Data entries:
- - -
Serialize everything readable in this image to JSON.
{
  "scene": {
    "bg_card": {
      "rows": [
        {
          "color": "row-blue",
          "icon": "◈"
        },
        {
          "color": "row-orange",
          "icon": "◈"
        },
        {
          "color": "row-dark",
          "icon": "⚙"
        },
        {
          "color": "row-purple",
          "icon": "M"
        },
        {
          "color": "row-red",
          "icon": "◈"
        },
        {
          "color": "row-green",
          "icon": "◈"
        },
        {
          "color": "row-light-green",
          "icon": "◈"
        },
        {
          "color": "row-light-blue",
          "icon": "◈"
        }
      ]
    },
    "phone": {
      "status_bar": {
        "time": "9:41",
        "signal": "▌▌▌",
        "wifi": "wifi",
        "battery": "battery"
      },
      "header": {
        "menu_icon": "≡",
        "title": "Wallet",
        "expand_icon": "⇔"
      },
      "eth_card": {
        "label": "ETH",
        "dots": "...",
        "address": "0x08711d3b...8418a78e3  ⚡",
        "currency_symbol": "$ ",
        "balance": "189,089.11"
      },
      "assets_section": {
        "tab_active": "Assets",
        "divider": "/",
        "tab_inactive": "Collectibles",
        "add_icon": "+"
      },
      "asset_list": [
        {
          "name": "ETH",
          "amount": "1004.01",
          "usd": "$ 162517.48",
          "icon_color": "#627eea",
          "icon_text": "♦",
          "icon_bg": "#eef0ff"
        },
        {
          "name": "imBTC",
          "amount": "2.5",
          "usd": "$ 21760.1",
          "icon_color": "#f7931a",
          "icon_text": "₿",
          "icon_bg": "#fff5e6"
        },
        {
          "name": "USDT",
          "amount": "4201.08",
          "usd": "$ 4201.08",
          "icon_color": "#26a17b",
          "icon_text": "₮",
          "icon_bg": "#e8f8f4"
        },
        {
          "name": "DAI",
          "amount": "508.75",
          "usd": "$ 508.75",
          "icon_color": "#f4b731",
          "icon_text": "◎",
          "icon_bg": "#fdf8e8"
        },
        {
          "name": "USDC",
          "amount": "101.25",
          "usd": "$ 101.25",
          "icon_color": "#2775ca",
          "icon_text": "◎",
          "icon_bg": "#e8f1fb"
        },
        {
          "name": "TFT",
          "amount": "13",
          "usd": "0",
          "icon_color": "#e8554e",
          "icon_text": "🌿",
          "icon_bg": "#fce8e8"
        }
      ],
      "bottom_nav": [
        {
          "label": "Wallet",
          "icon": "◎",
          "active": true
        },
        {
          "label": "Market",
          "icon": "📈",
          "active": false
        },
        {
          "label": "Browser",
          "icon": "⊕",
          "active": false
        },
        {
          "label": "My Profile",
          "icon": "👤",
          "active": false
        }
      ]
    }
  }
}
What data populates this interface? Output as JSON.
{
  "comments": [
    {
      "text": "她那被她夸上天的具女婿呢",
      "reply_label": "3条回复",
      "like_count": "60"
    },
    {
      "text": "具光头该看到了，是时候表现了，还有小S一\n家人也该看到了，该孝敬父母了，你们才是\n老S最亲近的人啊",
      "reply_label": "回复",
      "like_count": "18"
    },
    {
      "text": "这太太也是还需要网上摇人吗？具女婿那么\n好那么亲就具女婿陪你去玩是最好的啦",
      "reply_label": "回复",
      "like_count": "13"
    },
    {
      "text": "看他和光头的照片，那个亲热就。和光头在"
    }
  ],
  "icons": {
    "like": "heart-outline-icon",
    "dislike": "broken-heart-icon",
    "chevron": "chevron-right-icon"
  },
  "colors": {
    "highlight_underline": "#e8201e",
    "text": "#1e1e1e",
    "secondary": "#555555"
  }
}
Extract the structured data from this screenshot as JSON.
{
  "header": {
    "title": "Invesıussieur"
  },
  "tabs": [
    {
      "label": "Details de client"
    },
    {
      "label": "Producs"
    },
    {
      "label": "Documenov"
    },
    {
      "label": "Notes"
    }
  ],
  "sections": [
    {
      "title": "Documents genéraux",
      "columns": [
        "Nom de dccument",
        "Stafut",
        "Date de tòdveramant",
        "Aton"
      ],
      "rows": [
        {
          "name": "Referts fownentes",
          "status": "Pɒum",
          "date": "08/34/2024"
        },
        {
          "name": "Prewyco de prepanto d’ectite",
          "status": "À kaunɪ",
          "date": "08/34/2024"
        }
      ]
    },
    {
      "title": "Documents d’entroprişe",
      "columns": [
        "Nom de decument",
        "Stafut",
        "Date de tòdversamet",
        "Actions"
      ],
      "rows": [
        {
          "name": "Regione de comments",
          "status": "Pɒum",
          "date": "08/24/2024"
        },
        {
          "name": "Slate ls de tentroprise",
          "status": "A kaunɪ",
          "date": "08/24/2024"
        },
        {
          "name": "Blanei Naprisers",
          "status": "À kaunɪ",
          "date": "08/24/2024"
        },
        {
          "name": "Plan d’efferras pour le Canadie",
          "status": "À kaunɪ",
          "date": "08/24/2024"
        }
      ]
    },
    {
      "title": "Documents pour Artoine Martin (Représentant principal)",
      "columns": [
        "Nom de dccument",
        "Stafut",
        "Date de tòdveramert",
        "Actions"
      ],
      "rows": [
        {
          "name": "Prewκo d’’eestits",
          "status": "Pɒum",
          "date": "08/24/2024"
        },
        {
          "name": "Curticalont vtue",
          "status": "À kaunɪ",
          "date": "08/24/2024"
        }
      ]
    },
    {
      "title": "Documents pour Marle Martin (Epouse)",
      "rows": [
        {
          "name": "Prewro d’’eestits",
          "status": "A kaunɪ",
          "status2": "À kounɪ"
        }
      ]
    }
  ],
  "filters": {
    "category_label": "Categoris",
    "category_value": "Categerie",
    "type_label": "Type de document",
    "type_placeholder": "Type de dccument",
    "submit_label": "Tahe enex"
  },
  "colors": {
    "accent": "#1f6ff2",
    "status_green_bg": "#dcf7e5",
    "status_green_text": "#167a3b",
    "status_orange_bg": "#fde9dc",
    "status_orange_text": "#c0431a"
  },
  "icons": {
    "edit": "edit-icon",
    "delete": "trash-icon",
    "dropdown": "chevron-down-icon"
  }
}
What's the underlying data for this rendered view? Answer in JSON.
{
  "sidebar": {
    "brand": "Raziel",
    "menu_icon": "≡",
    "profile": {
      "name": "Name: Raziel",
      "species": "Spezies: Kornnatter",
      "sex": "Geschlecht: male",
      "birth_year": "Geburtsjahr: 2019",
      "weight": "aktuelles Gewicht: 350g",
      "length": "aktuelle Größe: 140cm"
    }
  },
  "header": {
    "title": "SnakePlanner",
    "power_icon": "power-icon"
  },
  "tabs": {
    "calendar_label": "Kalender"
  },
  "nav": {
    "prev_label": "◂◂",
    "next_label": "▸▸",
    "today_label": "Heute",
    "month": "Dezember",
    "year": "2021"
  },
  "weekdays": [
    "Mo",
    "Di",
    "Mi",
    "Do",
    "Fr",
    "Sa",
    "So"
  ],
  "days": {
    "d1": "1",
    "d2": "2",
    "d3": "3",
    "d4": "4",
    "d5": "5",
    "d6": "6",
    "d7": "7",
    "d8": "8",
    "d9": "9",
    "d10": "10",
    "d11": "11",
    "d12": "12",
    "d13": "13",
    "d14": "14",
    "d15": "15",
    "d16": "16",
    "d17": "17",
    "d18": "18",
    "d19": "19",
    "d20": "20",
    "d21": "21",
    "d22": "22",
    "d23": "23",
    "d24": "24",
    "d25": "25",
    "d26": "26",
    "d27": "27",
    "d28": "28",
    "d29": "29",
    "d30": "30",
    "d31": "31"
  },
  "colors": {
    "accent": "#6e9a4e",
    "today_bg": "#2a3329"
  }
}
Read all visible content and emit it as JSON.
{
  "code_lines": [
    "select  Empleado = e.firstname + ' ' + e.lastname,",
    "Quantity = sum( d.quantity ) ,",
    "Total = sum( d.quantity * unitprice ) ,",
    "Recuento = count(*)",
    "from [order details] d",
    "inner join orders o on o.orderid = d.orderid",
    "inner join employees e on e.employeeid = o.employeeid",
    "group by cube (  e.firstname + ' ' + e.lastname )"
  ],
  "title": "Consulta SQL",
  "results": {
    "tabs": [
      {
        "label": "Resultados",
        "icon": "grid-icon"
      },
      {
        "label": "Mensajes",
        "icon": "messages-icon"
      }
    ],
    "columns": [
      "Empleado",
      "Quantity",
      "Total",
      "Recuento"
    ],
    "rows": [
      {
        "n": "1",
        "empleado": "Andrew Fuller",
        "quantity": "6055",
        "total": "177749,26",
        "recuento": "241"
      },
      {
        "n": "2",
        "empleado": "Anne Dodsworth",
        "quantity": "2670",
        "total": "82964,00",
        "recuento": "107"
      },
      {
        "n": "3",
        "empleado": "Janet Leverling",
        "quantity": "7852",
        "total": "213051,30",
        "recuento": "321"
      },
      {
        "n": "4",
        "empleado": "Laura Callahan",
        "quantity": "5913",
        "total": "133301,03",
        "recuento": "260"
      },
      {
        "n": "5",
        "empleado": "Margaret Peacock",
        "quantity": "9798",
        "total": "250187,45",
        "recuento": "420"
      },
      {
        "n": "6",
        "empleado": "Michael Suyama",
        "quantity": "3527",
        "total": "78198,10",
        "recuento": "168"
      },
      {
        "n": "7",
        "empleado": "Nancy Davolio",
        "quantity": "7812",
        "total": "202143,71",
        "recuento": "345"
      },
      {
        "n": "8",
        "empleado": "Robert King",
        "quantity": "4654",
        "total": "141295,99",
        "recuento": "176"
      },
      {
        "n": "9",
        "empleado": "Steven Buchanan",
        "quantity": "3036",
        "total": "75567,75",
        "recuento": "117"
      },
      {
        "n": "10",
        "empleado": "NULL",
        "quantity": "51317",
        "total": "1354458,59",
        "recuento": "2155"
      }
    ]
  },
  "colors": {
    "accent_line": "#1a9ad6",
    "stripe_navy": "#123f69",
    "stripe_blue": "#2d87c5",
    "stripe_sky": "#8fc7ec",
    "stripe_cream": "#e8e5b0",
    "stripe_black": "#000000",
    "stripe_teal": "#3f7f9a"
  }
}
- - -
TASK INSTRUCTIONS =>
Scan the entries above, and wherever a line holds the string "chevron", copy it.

OUTPUT =>
    "chevron": "chevron-right-icon"
    "dropdown": "chevron-down-icon"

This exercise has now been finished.